What is a Lottery?


A lottery is a game in which tokens are distributed or sold, the winning ones being secretly predetermined or ultimately selected by lot. The winner may be rewarded with cash, goods, services or other prizes. The term may also refer to an activity or event regarded as having an outcome that depends on fate: They considered combat duty to be something of a lottery. The word is derived from the Latin loteria, meaning “fateful drawing”.

The earliest recorded lotteries are keno slips found in ancient China. These were used to raise funds for public works projects in the Chinese Han dynasty between 205 and 187 BC. They were the precursors of modern governmental lotteries, which are still popular in many countries. Lotteries are an important source of revenue for many government agencies and charitable organizations. The proceeds from the sale of tickets are used to provide a variety of services and benefits, including education, healthcare, social welfare programs, and infrastructure.

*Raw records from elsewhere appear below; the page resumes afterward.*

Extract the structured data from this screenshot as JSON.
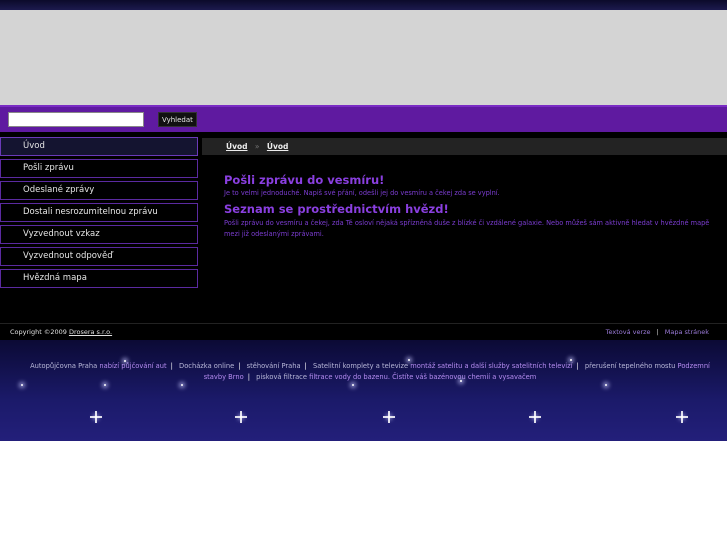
{
  "search": {
    "placeholder": "",
    "button_label": "Vyhledat"
  },
  "menu": {
    "items": [
      {
        "label": "Úvod"
      },
      {
        "label": "Pošli zprávu"
      },
      {
        "label": "Odeslané zprávy"
      },
      {
        "label": "Dostali nesrozumitelnou zprávu"
      },
      {
        "label": "Vyzvednout vzkaz"
      },
      {
        "label": "Vyzvednout odpověď"
      },
      {
        "label": "Hvězdná mapa"
      }
    ]
  },
  "breadcrumb": {
    "items": [
      "Úvod",
      "Úvod"
    ],
    "separator": "»"
  },
  "content": {
    "heading1": "Pošli zprávu do vesmíru!",
    "para1": "Je to velmi jednoduché. Napiš své přání, odešli jej do vesmíru a čekej zda se vyplní.",
    "heading2": "Seznam se prostřednictvím hvězd!",
    "para2": "Pošli zprávu do vesmíru a čekej, zda Tě osloví nějaká spřízněná duše z blízké či vzdálené galaxie. Nebo můžeš sám aktivně hledat v hvězdné mapě mezi již odeslanými zprávami."
  },
  "footer": {
    "copyright_prefix": "Copyright ©2009 ",
    "copyright_link": "Drosera s.r.o.",
    "text_version": "Textová verze",
    "sitemap": "Mapa stránek"
  },
  "ads": {
    "a1": "Autopůjčovna Praha",
    "a2": "nabízí půjčování aut",
    "a3": "Docházka online",
    "a4": "stěhování Praha",
    "a5": "Satelitní komplety a televize",
    "a6": "montáž satelitu a další služby satelitních televizí",
    "a7": "přerušení tepelného mostu",
    "a8": "Podzemní stavby Brno",
    "a9": "pisková filtrace",
    "a10": "filtrace vody do bazenu. Čistíte váš bazénovou chemií a vysavačem"
  },
  "colors": {
    "accent_purple": "#5f1aa0",
    "heading_purple": "#8a3fe0",
    "background": "#000000"
  }
}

Several factors determine how the winners are chosen, including the size of the prize and whether it is to be shared or given to a single recipient. In addition, the cost of organizing and promoting the lottery must be deducted from the pool, and a percentage is typically retained as revenues and profits for the state or sponsor. This leaves the remaining prize pool for the winners, whose choice may be made from a few large prizes or from a number of smaller ones.

It’s easy to see why people would be drawn to lottery games with huge jackpots. These high-profile events create a lot of buzz and earn the games valuable publicity through news sites and television shows. The result is often a spike in ticket sales, which can increase the odds of winning.

If you want to improve your chances of winning the lottery, avoid picking numbers that are too improbable. You can learn a lot about the probability of your chosen template by studying past lottery results, but this is not enough to predict future outcomes. Instead, study combinatorial math and probability theory to gain a better understanding of the patterns that emerge in lottery draws.

While we all dream of what we would do with a big win, the truth is that most of us would probably spend a lot of it on flashy cars and luxury vacations. However, you can be a responsible winner and use your winnings to make a real difference in the lives of others. For example, you could use the money to pay off your mortgage or student loans, or even buy a house in cash.

Many lottery players choose to pick their numbers based on family birthdays, anniversaries, or other special occasions. While this strategy can work in some cases, it’s best to try a more sophisticated approach. For example, a Romanian mathematician named Stefan Mandel developed a formula for predicting the results of lottery draws based on the fact that numbers with more digits are more likely to appear in consecutive drawings. Using this information, you can skip the less-frequently picked numbers and concentrate on the dominant groups.